Lakshmi Gandi on NPR

History of Snake Oil Salesman

I had to look this up for my GALCOM story.  Pretty interesting site on the history of snake oil salesman.  Most of my knowledge came, unfortunately, from old Westerns like The Big Valley, where the snake oil salesman was conning people into buying fake medicine.  I had no idea the origins were with the Chinese and that it really did work.  Very interesting that the oil had the Omega 3 acids that we need for healing inflammation.

Geert Weggen on Bored Panda

Squirrel Game of Thrones

Virginia has a love-hate relationship with squirrels (mostly hate, actually).  But this is silly and fun.  Who thought a squirrel could ride a dragon?

Christopher Luu on Refinery 29

A Gender Swapped Lord of the Flies Remake Nobody Asked for is Coming

I’m all for getting better roles for women in film–not just “girlfriend of the hero” that’s pretty common.  But gender-swapping like this is ridiculous.  It speaks volumes about the risk adverse problems in Hollywood.  It’s apparently easier to remake a film and swap out the genders then it is to create new material that uses men and women better.

Venable Dance

Word Motivates Change.  Your World Be Motivated

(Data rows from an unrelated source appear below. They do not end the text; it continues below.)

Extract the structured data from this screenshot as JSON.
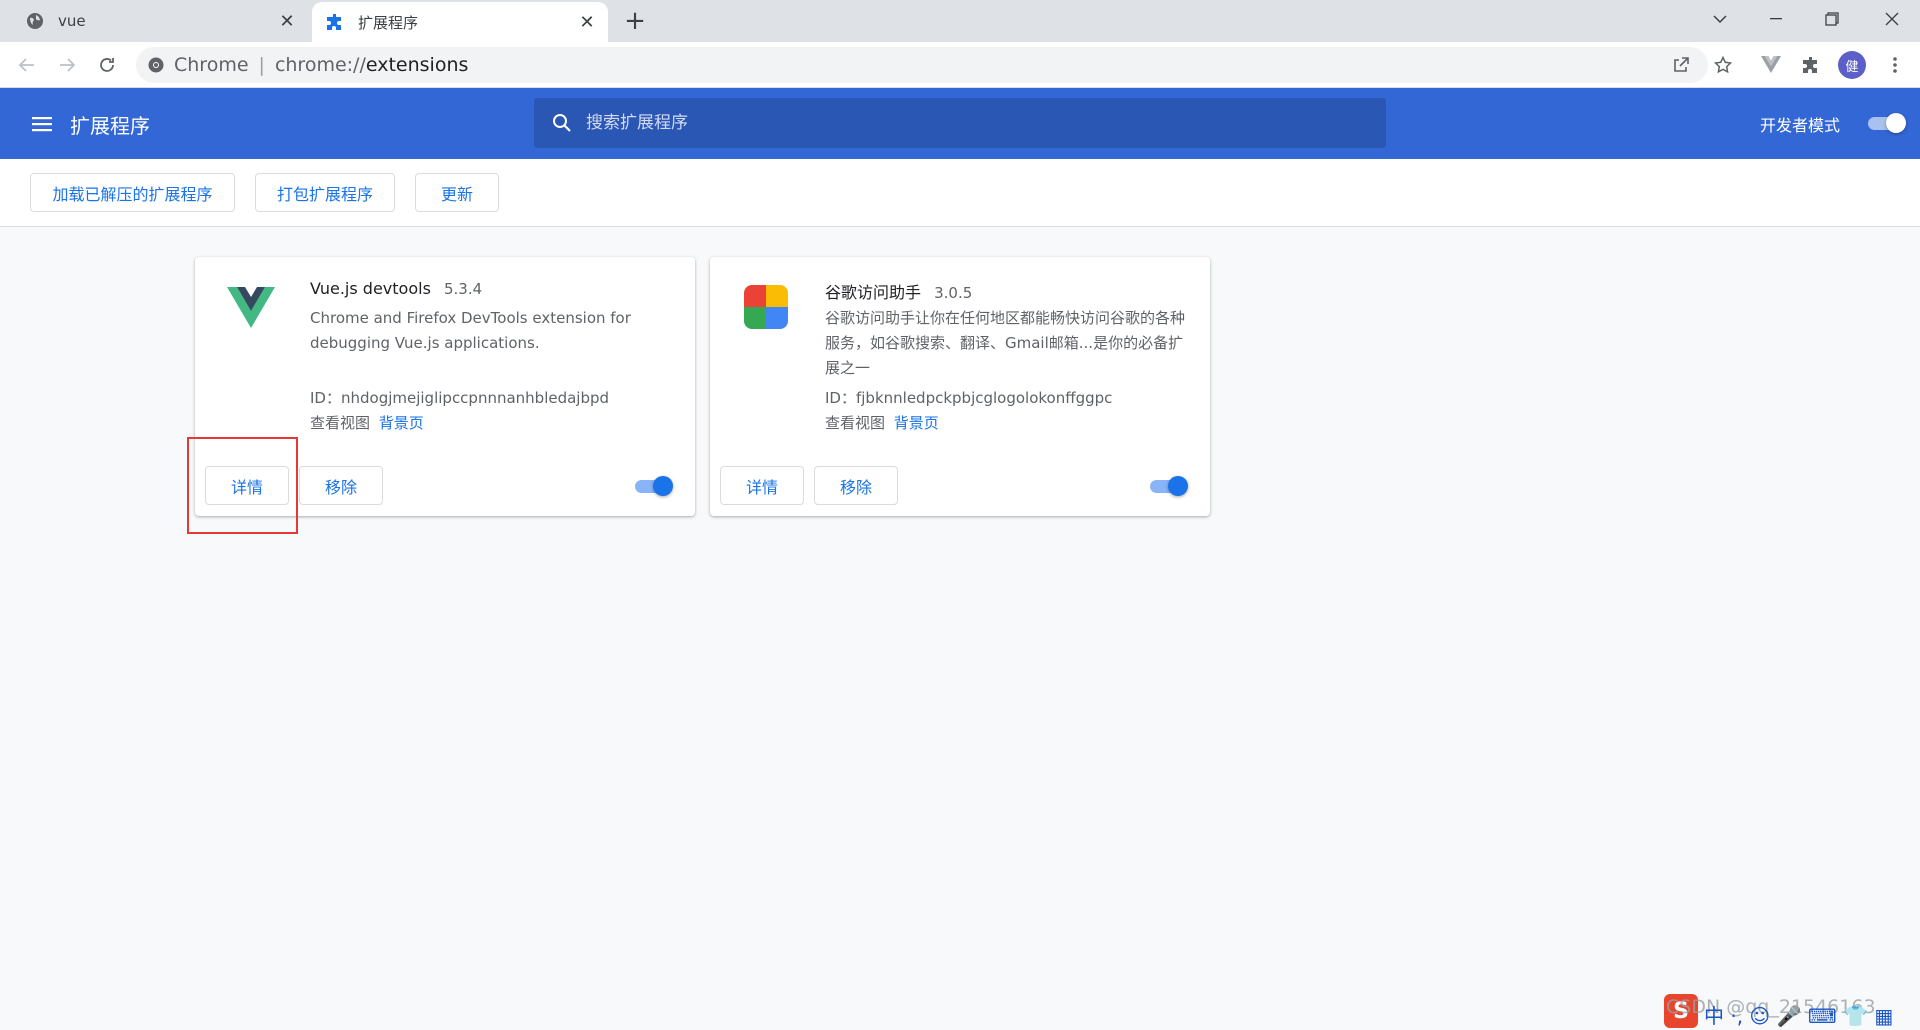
{
  "browser": {
    "tabs": [
      {
        "title": "vue",
        "icon": "globe-icon",
        "active": false
      },
      {
        "title": "扩展程序",
        "icon": "puzzle-icon",
        "active": true
      }
    ],
    "address": {
      "scheme": "Chrome",
      "separator": "|",
      "url_prefix": "chrome://",
      "url_path": "extensions"
    },
    "avatar_letter": "健"
  },
  "header": {
    "title": "扩展程序",
    "search_placeholder": "搜索扩展程序",
    "dev_mode_label": "开发者模式",
    "dev_mode_on": true
  },
  "actions": {
    "load_unpacked": "加载已解压的扩展程序",
    "pack": "打包扩展程序",
    "update": "更新"
  },
  "extensions": [
    {
      "name": "Vue.js devtools",
      "version": "5.3.4",
      "description": "Chrome and Firefox DevTools extension for debugging Vue.js applications.",
      "id_label": "ID：",
      "id": "nhdogjmejiglipccpnnnanhbledajbpd",
      "views_label": "查看视图",
      "views_link": "背景页",
      "details": "详情",
      "remove": "移除",
      "enabled": true,
      "icon": "vue-logo-icon"
    },
    {
      "name": "谷歌访问助手",
      "version": "3.0.5",
      "description": "谷歌访问助手让你在任何地区都能畅快访问谷歌的各种服务，如谷歌搜索、翻译、Gmail邮箱...是你的必备扩展之一",
      "id_label": "ID：",
      "id": "fjbknnledpckpbjcglogolokonffggpc",
      "views_label": "查看视图",
      "views_link": "背景页",
      "details": "详情",
      "remove": "移除",
      "enabled": true,
      "icon": "google-helper-icon"
    }
  ],
  "watermark": "CSDN @qq_21546163",
  "ime_text": "中 ·, ☺ 🎤 ⌨ 👕 ▦",
  "colors": {
    "header_blue": "#3367d6",
    "accent": "#1a73e8",
    "highlight_red": "#e53935"
  }
}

Very powerful video on hope, habits, and how to change the world.  From Roberta Viler.